There would be other women throughout the years that would influence my mothering style. Some modelled behaviour that I would adopt and others modelled behaviours that helped me determine ways I did not want to raise my children. I won’t call them bad mothers, just mothers who had values that differed greatly from my own, while still showing me alternatives that I knew I didn’t want to emulate.
Sitting here at 50 looking back on my mothering abilities, I hope that I have been able to positively influence the next generation of moms raising our future nieces, nephews and grandchildren. If I have a few pieces of advice for these young women, they would be:
- Trust your instincts. You are better at this than you give yourself credit for.
- Accept advice but use your own judgement. The child is yours and the final decisions on upbringing are also yours.
- When help is offered – take it. Other people in your life love your child and want to spend time with them too. The influence of others on your children can be beneficial, and will also give you time to rejuvenate yourself.
- Take time to care for yourself. You are not being selfish by having “you” time. You are giving yourself the opportunity to be a better mom to your children. Parenting takes energy. Renew yours.
- Be truly in the moment with your children. Don’t let things distract your attention during their time with you. If you want their respect, you will need to give them some too. One day you will want them to put down their phones and be in the moment with you, so model that behaviour for them while they are still young.
- Discipline is a demonstration of love. You love them enough to guide them through life. That is also a part of being a mother.

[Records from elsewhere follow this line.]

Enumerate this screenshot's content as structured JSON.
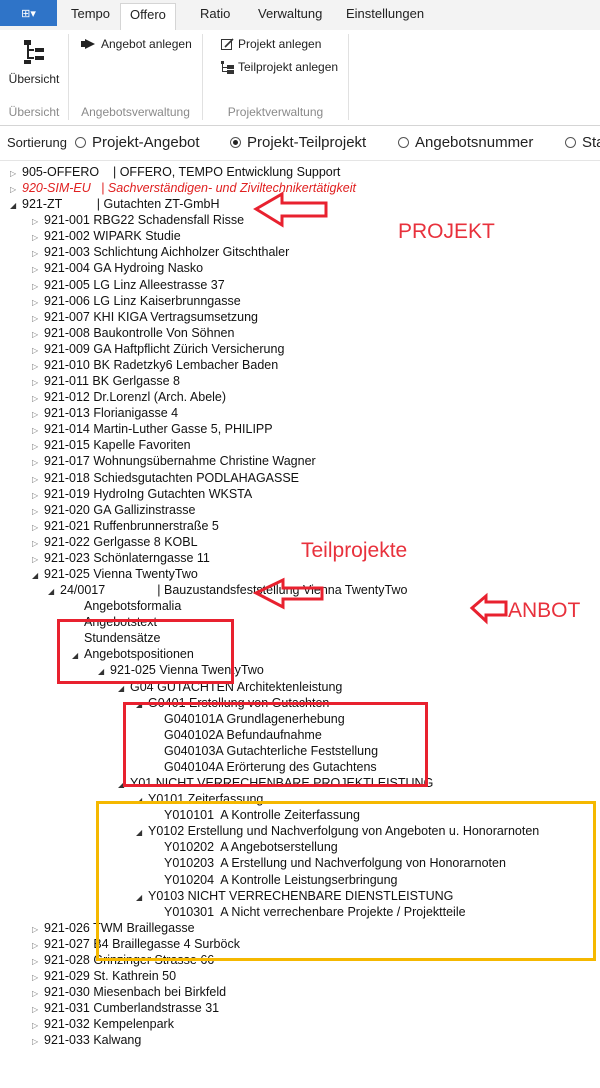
{
  "ribbon": {
    "app_button": "⊞▾",
    "tabs": [
      "Tempo",
      "Offero",
      "Ratio",
      "Verwaltung",
      "Einstellungen"
    ],
    "active_tab": "Offero",
    "groups": {
      "uebersicht": {
        "button": "Übersicht",
        "label": "Übersicht"
      },
      "angebotsverwaltung": {
        "button": "Angebot anlegen",
        "label": "Angebotsverwaltung"
      },
      "projektverwaltung": {
        "button1": "Projekt anlegen",
        "button2": "Teilprojekt anlegen",
        "label": "Projektverwaltung"
      }
    }
  },
  "sort": {
    "label": "Sortierung",
    "options": [
      "Projekt-Angebot",
      "Projekt-Teilprojekt",
      "Angebotsnummer",
      "Sta"
    ],
    "selected": "Projekt-Teilprojekt"
  },
  "tree": [
    {
      "text": "905-OFFERO    | OFFERO, TEMPO Entwicklung Support",
      "level": 0,
      "state": "closed"
    },
    {
      "text": "920-SIM-EU   | Sachverständigen- und Ziviltechnikertätigkeit",
      "level": 0,
      "state": "closed",
      "style": "red"
    },
    {
      "text": "921-ZT          | Gutachten ZT-GmbH",
      "level": 0,
      "state": "open"
    },
    {
      "text": "921-001 RBG22 Schadensfall Risse",
      "level": 1,
      "state": "closed"
    },
    {
      "text": "921-002 WIPARK Studie",
      "level": 1,
      "state": "closed"
    },
    {
      "text": "921-003 Schlichtung Aichholzer Gitschthaler",
      "level": 1,
      "state": "closed"
    },
    {
      "text": "921-004 GA Hydroing Nasko",
      "level": 1,
      "state": "closed"
    },
    {
      "text": "921-005 LG Linz Alleestrasse 37",
      "level": 1,
      "state": "closed"
    },
    {
      "text": "921-006 LG Linz Kaiserbrunngasse",
      "level": 1,
      "state": "closed"
    },
    {
      "text": "921-007 KHI KIGA Vertragsumsetzung",
      "level": 1,
      "state": "closed"
    },
    {
      "text": "921-008 Baukontrolle Von Söhnen",
      "level": 1,
      "state": "closed"
    },
    {
      "text": "921-009 GA Haftpflicht Zürich Versicherung",
      "level": 1,
      "state": "closed"
    },
    {
      "text": "921-010 BK Radetzky6 Lembacher Baden",
      "level": 1,
      "state": "closed"
    },
    {
      "text": "921-011 BK Gerlgasse 8",
      "level": 1,
      "state": "closed"
    },
    {
      "text": "921-012 Dr.Lorenzl (Arch. Abele)",
      "level": 1,
      "state": "closed"
    },
    {
      "text": "921-013 Florianigasse 4",
      "level": 1,
      "state": "closed"
    },
    {
      "text": "921-014 Martin-Luther Gasse 5, PHILIPP",
      "level": 1,
      "state": "closed"
    },
    {
      "text": "921-015 Kapelle Favoriten",
      "level": 1,
      "state": "closed"
    },
    {
      "text": "921-017 Wohnungsübernahme Christine Wagner",
      "level": 1,
      "state": "closed"
    },
    {
      "text": "921-018 Schiedsgutachten PODLAHAGASSE",
      "level": 1,
      "state": "closed"
    },
    {
      "text": "921-019 HydroIng Gutachten WKSTA",
      "level": 1,
      "state": "closed"
    },
    {
      "text": "921-020 GA Gallizinstrasse",
      "level": 1,
      "state": "closed"
    },
    {
      "text": "921-021 Ruffenbrunnerstraße 5",
      "level": 1,
      "state": "closed"
    },
    {
      "text": "921-022 Gerlgasse 8 KOBL",
      "level": 1,
      "state": "closed"
    },
    {
      "text": "921-023 Schönlaterngasse 11",
      "level": 1,
      "state": "closed"
    },
    {
      "text": "921-025 Vienna TwentyTwo",
      "level": 1,
      "state": "open"
    },
    {
      "text": "24/0017               | Bauzustandsfeststellung Vienna TwentyTwo",
      "level": 2,
      "state": "open"
    },
    {
      "text": "Angebotsformalia",
      "level": 3,
      "state": "none"
    },
    {
      "text": "Angebotstext",
      "level": 3,
      "state": "none"
    },
    {
      "text": "Stundensätze",
      "level": 3,
      "state": "none"
    },
    {
      "text": "Angebotspositionen",
      "level": 3,
      "state": "open"
    },
    {
      "text": "921-025 Vienna TwentyTwo",
      "level": 4,
      "state": "open"
    },
    {
      "text": "G04 GUTACHTEN Architektenleistung",
      "level": 5,
      "state": "open"
    },
    {
      "text": "G0401 Erstellung von Gutachten",
      "level": 6,
      "state": "open"
    },
    {
      "text": "G040101A Grundlagenerhebung",
      "level": 7,
      "state": "none"
    },
    {
      "text": "G040102A Befundaufnahme",
      "level": 7,
      "state": "none"
    },
    {
      "text": "G040103A Gutachterliche Feststellung",
      "level": 7,
      "state": "none"
    },
    {
      "text": "G040104A Erörterung des Gutachtens",
      "level": 7,
      "state": "none"
    },
    {
      "text": "Y01 NICHT VERRECHENBARE PROJEKTLEISTUNG",
      "level": 5,
      "state": "open"
    },
    {
      "text": "Y0101 Zeiterfassung",
      "level": 6,
      "state": "open"
    },
    {
      "text": "Y010101  A Kontrolle Zeiterfassung",
      "level": 7,
      "state": "none"
    },
    {
      "text": "Y0102 Erstellung und Nachverfolgung von Angeboten u. Honorarnoten",
      "level": 6,
      "state": "open"
    },
    {
      "text": "Y010202  A Angebotserstellung",
      "level": 7,
      "state": "none"
    },
    {
      "text": "Y010203  A Erstellung und Nachverfolgung von Honorarnoten",
      "level": 7,
      "state": "none"
    },
    {
      "text": "Y010204  A Kontrolle Leistungserbringung",
      "level": 7,
      "state": "none"
    },
    {
      "text": "Y0103 NICHT VERRECHENBARE DIENSTLEISTUNG",
      "level": 6,
      "state": "open"
    },
    {
      "text": "Y010301  A Nicht verrechenbare Projekte / Projektteile",
      "level": 7,
      "state": "none"
    },
    {
      "text": "921-026 TWM Braillegasse",
      "level": 1,
      "state": "closed"
    },
    {
      "text": "921-027 B4 Braillegasse 4 Surböck",
      "level": 1,
      "state": "closed"
    },
    {
      "text": "921-028 Grinzinger Strasse 66",
      "level": 1,
      "state": "closed"
    },
    {
      "text": "921-029 St. Kathrein 50",
      "level": 1,
      "state": "closed"
    },
    {
      "text": "921-030 Miesenbach bei Birkfeld",
      "level": 1,
      "state": "closed"
    },
    {
      "text": "921-031 Cumberlandstrasse 31",
      "level": 1,
      "state": "closed"
    },
    {
      "text": "921-032 Kempelenpark",
      "level": 1,
      "state": "closed"
    },
    {
      "text": "921-033 Kalwang",
      "level": 1,
      "state": "closed"
    }
  ],
  "annotations": {
    "projekt": "PROJEKT",
    "teilprojekte": "Teilprojekte",
    "anbot": "ANBOT"
  },
  "colors": {
    "annotation_red": "#e8212f",
    "annotation_yellow": "#f5b800",
    "accent_blue": "#2f74c8"
  }
}
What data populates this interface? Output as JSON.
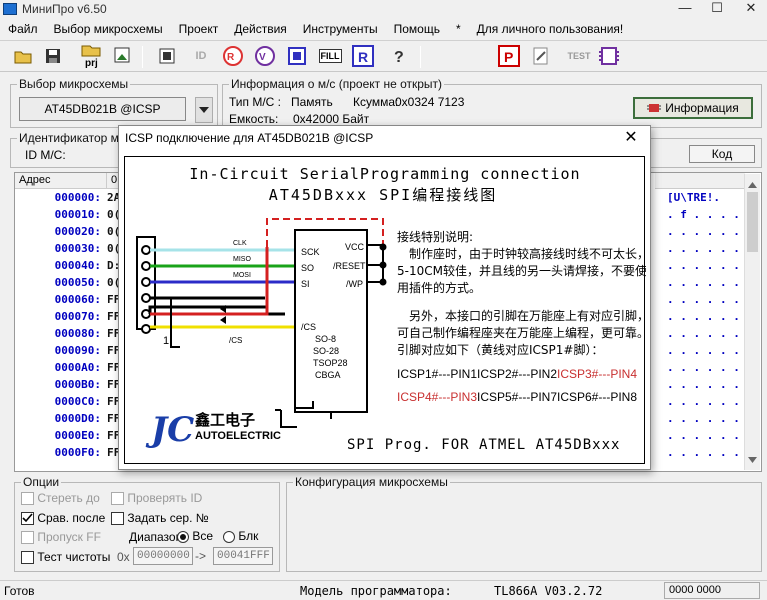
{
  "window": {
    "title": "МиниПро v6.50"
  },
  "menu": [
    "Файл",
    "Выбор микросхемы",
    "Проект",
    "Действия",
    "Инструменты",
    "Помощь",
    "*",
    "Для личного пользования!"
  ],
  "toolbar": {
    "prj_label": "prj",
    "id_label": "ID",
    "fill_label": "FILL",
    "test_label": "TEST"
  },
  "chip_select": {
    "label": "Выбор микросхемы",
    "value": "AT45DB021B @ICSP"
  },
  "info": {
    "label": "Информация о м/с (проект не открыт)",
    "type_label": "Тип М/С :",
    "type_value": "Память",
    "checksum_label": "Ксумма:",
    "checksum_value": "0x0324 7123",
    "capacity_label": "Емкость:",
    "capacity_value": "0x42000 Байт",
    "info_button": "Информация"
  },
  "chip_id": {
    "label": "Идентификатор ми",
    "id_label": "ID М/С:",
    "code_button": "Код"
  },
  "hex": {
    "addr_header": "Адрес",
    "col0_header": "0",
    "rows": [
      {
        "addr": "000000:",
        "b0": "2A"
      },
      {
        "addr": "000010:",
        "b0": "0("
      },
      {
        "addr": "000020:",
        "b0": "0("
      },
      {
        "addr": "000030:",
        "b0": "0("
      },
      {
        "addr": "000040:",
        "b0": "D:"
      },
      {
        "addr": "000050:",
        "b0": "0("
      },
      {
        "addr": "000060:",
        "b0": "FF"
      },
      {
        "addr": "000070:",
        "b0": "FF"
      },
      {
        "addr": "000080:",
        "b0": "FF"
      },
      {
        "addr": "000090:",
        "b0": "FF"
      },
      {
        "addr": "0000A0:",
        "b0": "FF"
      },
      {
        "addr": "0000B0:",
        "b0": "FF"
      },
      {
        "addr": "0000C0:",
        "b0": "FF"
      },
      {
        "addr": "0000D0:",
        "b0": "FF"
      },
      {
        "addr": "0000E0:",
        "b0": "FF"
      },
      {
        "addr": "0000F0:",
        "b0": "FF"
      }
    ],
    "ascii": [
      "[U\\TRE!.",
      ". f . . . . .",
      ". . . . . . .",
      ". . . . . . .",
      ". . . . . . .",
      ". . . . . . .",
      ". . . . . . .",
      ". . . . . . .",
      ". . . . . . .",
      ". . . . . . .",
      ". . . . . . .",
      ". . . . . . .",
      ". . . . . . .",
      ". . . . . . .",
      ". . . . . . .",
      ". . . . . . ."
    ]
  },
  "dialog": {
    "title": "ICSP подключение для AT45DB021B @ICSP",
    "heading1": "In-Circuit SerialProgramming connection",
    "heading2": "AT45DBxxx SPI编程接线图",
    "pin_labels": {
      "clk": "CLK",
      "miso": "MISO",
      "mosi": "MOSI",
      "cs": "/CS",
      "one": "1"
    },
    "chip_pins": {
      "sck": "SCK",
      "so": "SO",
      "si": "SI",
      "cs": "/CS",
      "vcc": "VCC",
      "reset": "/RESET",
      "wp": "/WP"
    },
    "packages": [
      "SO-8",
      "SO-28",
      "TSOP28",
      "CBGA"
    ],
    "notes_title": "接线特别说明:",
    "notes": [
      "制作座时，由于时钟较高接线时线不可太长，",
      "5-10CM较佳，并且线的另一头请焊接，不要使",
      "用插件的方式。",
      "另外，本接口的引脚在万能座上有对应引脚，",
      "可自己制作编程座夹在万能座上编程，更可靠。",
      "引脚对应如下（黄线对应ICSP1#脚）："
    ],
    "map_row1": [
      "ICSP1#---PIN1",
      "ICSP2#---PIN2",
      "ICSP3#---PIN4"
    ],
    "map_row2": [
      "ICSP4#---PIN3",
      "ICSP5#---PIN7",
      "ICSP6#---PIN8"
    ],
    "logo_cn": "鑫工电子",
    "logo_en": "AUTOELECTRIC",
    "footer": "SPI Prog.  FOR  ATMEL AT45DBxxx",
    "close_glyph": "✕"
  },
  "options": {
    "label": "Опции",
    "erase": "Стереть до",
    "verify_id": "Проверять ID",
    "compare_after": "Срав. после",
    "set_serial": "Задать сер. №",
    "skip_ff": "Пропуск FF",
    "range_label": "Диапазон",
    "all": "Все",
    "block": "Блк",
    "blank_test": "Тест чистоты",
    "hex_prefix": "0x",
    "range_from": "00000000",
    "arrow": "->",
    "range_to": "00041FFF"
  },
  "config": {
    "label": "Конфигурация микросхемы"
  },
  "status": {
    "ready": "Готов",
    "model_label": "Модель программатора:",
    "model_value": "TL866A V03.2.72",
    "counter": "0000 0000"
  },
  "colors": {
    "clk": "#a6e3e8",
    "miso": "#19a319",
    "mosi": "#2b2bc8",
    "red": "#d42020",
    "yellow": "#f0e000",
    "black": "#000000",
    "chip_red": "#c83030",
    "logo_blue": "#1a3ea8"
  }
}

One last thought on motherhood. Any woman can be a mother…even those who have never given birth. Mothering is about the connection and love you give to a child, not about getting pregnant and giving birth. While that is one way to become a mother, it is not the only way. Some women become mothers through adoption and others by partnering with someone who already has children. Regardless of how you become one, it is one of the most trying yet rewarding experiences a woman can have. It is not for everyone, and that is OK too. Every woman is free to make her own choices and they should not be judged for not having children. Women who do not have children of their own can also have influence on the children of their friends and relatives because it takes a village to raise a child.